■ **AIM OF THE EXERCISE**
Would you repeat each of the lines below exactly?

** Opening DATA SECTION block **

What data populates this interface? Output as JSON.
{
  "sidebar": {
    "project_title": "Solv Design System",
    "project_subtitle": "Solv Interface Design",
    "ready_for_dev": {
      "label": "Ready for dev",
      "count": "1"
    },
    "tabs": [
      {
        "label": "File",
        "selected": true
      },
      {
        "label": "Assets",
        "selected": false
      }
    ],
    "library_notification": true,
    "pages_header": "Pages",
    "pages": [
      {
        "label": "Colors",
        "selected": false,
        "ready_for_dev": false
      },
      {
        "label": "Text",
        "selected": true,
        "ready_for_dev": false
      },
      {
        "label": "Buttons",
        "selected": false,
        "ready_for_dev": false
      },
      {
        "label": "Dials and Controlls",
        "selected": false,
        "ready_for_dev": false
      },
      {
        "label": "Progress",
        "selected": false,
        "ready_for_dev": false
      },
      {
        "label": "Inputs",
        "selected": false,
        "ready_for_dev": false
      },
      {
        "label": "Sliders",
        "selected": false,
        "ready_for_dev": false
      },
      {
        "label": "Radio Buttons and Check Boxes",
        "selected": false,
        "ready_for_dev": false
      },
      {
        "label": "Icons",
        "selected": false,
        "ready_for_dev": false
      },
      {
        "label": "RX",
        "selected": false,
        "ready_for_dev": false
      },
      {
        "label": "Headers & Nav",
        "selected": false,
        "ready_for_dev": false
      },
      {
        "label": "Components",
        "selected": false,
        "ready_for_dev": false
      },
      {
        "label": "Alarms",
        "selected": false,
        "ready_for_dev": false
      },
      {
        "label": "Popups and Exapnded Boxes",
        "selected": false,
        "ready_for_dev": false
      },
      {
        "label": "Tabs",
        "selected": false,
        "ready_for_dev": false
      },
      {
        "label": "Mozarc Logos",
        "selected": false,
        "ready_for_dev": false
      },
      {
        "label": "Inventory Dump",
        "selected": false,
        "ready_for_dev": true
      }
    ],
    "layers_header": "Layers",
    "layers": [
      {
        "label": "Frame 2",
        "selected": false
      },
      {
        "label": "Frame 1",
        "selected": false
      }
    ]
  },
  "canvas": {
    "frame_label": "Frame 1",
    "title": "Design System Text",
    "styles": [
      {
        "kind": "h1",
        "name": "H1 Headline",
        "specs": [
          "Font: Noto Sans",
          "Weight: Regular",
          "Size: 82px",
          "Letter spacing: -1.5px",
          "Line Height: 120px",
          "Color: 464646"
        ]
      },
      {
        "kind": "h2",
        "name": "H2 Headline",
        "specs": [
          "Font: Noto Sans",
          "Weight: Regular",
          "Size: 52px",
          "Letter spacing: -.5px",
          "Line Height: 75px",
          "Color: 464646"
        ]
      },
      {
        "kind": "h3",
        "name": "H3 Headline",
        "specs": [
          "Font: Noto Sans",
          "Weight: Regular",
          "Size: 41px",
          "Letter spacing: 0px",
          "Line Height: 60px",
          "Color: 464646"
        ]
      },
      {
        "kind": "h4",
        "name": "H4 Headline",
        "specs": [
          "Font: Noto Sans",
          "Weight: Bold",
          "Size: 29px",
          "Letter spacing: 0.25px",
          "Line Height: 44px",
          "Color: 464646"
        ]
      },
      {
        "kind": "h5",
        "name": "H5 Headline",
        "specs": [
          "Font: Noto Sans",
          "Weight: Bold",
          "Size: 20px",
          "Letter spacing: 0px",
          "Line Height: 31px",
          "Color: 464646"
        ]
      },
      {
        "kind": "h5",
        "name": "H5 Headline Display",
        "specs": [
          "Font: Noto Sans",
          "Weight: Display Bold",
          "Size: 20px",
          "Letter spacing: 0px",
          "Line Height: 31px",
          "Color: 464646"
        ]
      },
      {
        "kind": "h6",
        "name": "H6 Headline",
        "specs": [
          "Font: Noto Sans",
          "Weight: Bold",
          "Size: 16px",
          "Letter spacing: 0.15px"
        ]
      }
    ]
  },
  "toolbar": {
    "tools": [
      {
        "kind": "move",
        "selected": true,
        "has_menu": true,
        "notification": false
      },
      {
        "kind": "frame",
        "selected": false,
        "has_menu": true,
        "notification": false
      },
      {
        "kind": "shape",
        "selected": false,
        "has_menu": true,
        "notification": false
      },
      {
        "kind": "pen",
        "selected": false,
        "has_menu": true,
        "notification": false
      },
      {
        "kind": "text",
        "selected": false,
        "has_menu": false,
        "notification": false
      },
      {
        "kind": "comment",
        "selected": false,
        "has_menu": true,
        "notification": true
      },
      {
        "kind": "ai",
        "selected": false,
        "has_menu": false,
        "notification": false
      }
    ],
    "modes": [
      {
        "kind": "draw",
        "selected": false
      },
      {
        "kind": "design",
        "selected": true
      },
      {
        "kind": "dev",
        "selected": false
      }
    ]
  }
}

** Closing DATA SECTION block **

■ **ANSWER FOR THE TASK**
What data populates this interface? Output as JSON.
{
  "sidebar": {
    "project_title": "Solv Design System",
    "project_subtitle": "Solv Interface Design",
    "ready_for_dev": {
      "label": "Ready for dev",
      "count": "1"
    },
    "tabs": [
      {
        "label": "File",
        "selected": true
      },
      {
        "label": "Assets",
        "selected": false
      }
    ],
    "library_notification": true,
    "pages_header": "Pages",
    "pages": [
      {
        "label": "Colors",
        "selected": false,
        "ready_for_dev": false
      },
      {
        "label": "Text",
        "selected": true,
        "ready_for_dev": false
      },
      {
        "label": "Buttons",
        "selected": false,
        "ready_for_dev": false
      },
      {
        "label": "Dials and Controlls",
        "selected": false,
        "ready_for_dev": false
      },
      {
        "label": "Progress",
        "selected": false,
        "ready_for_dev": false
      },
      {
        "label": "Inputs",
        "selected": false,
        "ready_for_dev": false
      },
      {
        "label": "Sliders",
        "selected": false,
        "ready_for_dev": false
      },
      {
        "label": "Radio Buttons and Check Boxes",
        "selected": false,
        "ready_for_dev": false
      },
      {
        "label": "Icons",
        "selected": false,
        "ready_for_dev": false
      },
      {
        "label": "RX",
        "selected": false,
        "ready_for_dev": false
      },
      {
        "label": "Headers & Nav",
        "selected": false,
        "ready_for_dev": false
      },
      {
        "label": "Components",
        "selected": false,
        "ready_for_dev": false
      },
      {
        "label": "Alarms",
        "selected": false,
        "ready_for_dev": false
      },
      {
        "label": "Popups and Exapnded Boxes",
        "selected": false,
        "ready_for_dev": false
      },
      {
        "label": "Tabs",
        "selected": false,
        "ready_for_dev": false
      },
      {
        "label": "Mozarc Logos",
        "selected": false,
        "ready_for_dev": false
      },
      {
        "label": "Inventory Dump",
        "selected": false,
        "ready_for_dev": true
      }
    ],
    "layers_header": "Layers",
    "layers": [
      {
        "label": "Frame 2",
        "selected": false
      },
      {
        "label": "Frame 1",
        "selected": false
      }
    ]
  },
  "canvas": {
    "frame_label": "Frame 1",
    "title": "Design System Text",
    "styles": [
      {
        "kind": "h1",
        "name": "H1 Headline",
        "specs": [
          "Font: Noto Sans",
          "Weight: Regular",
          "Size: 82px",
          "Letter spacing: -1.5px",
          "Line Height: 120px",
          "Color: 464646"
        ]
      },
      {
        "kind": "h2",
        "name": "H2 Headline",
        "specs": [
          "Font: Noto Sans",
          "Weight: Regular",
          "Size: 52px",
          "Letter spacing: -.5px",
          "Line Height: 75px",
          "Color: 464646"
        ]
      },
      {
        "kind": "h3",
        "name": "H3 Headline",
        "specs": [
          "Font: Noto Sans",
          "Weight: Regular",
          "Size: 41px",
          "Letter spacing: 0px",
          "Line Height: 60px",
          "Color: 464646"
        ]
      },
      {
        "kind": "h4",
        "name": "H4 Headline",
        "specs": [
          "Font: Noto Sans",
          "Weight: Bold",
          "Size: 29px",
          "Letter spacing: 0.25px",
          "Line Height: 44px",
          "Color: 464646"
        ]
      },
      {
        "kind": "h5",
        "name": "H5 Headline",
        "specs": [
          "Font: Noto Sans",
          "Weight: Bold",
          "Size: 20px",
          "Letter spacing: 0px",
          "Line Height: 31px",
          "Color: 464646"
        ]
      },
      {
        "kind": "h5",
        "name": "H5 Headline Display",
        "specs": [
          "Font: Noto Sans",
          "Weight: Display Bold",
          "Size: 20px",
          "Letter spacing: 0px",
          "Line Height: 31px",
          "Color: 464646"
        ]
      },
      {
        "kind": "h6",
        "name": "H6 Headline",
        "specs": [
          "Font: Noto Sans",
          "Weight: Bold",
          "Size: 16px",
          "Letter spacing: 0.15px"
        ]
      }
    ]
  },
  "toolbar": {
    "tools": [
      {
        "kind": "move",
        "selected": true,
        "has_menu": true,
        "notification": false
      },
      {
        "kind": "frame",
        "selected": false,
        "has_menu": true,
        "notification": false
      },
      {
        "kind": "shape",
        "selected": false,
        "has_menu": true,
        "notification": false
      },
      {
        "kind": "pen",
        "selected": false,
        "has_menu": true,
        "notification": false
      },
      {
        "kind": "text",
        "selected": false,
        "has_menu": false,
        "notification": false
      },
      {
        "kind": "comment",
        "selected": false,
        "has_menu": true,
        "notification": true
      },
      {
        "kind": "ai",
        "selected": false,
        "has_menu": false,
        "notification": false
      }
    ],
    "modes": [
      {
        "kind": "draw",
        "selected": false
      },
      {
        "kind": "design",
        "selected": true
      },
      {
        "kind": "dev",
        "selected": false
      }
    ]
  }
}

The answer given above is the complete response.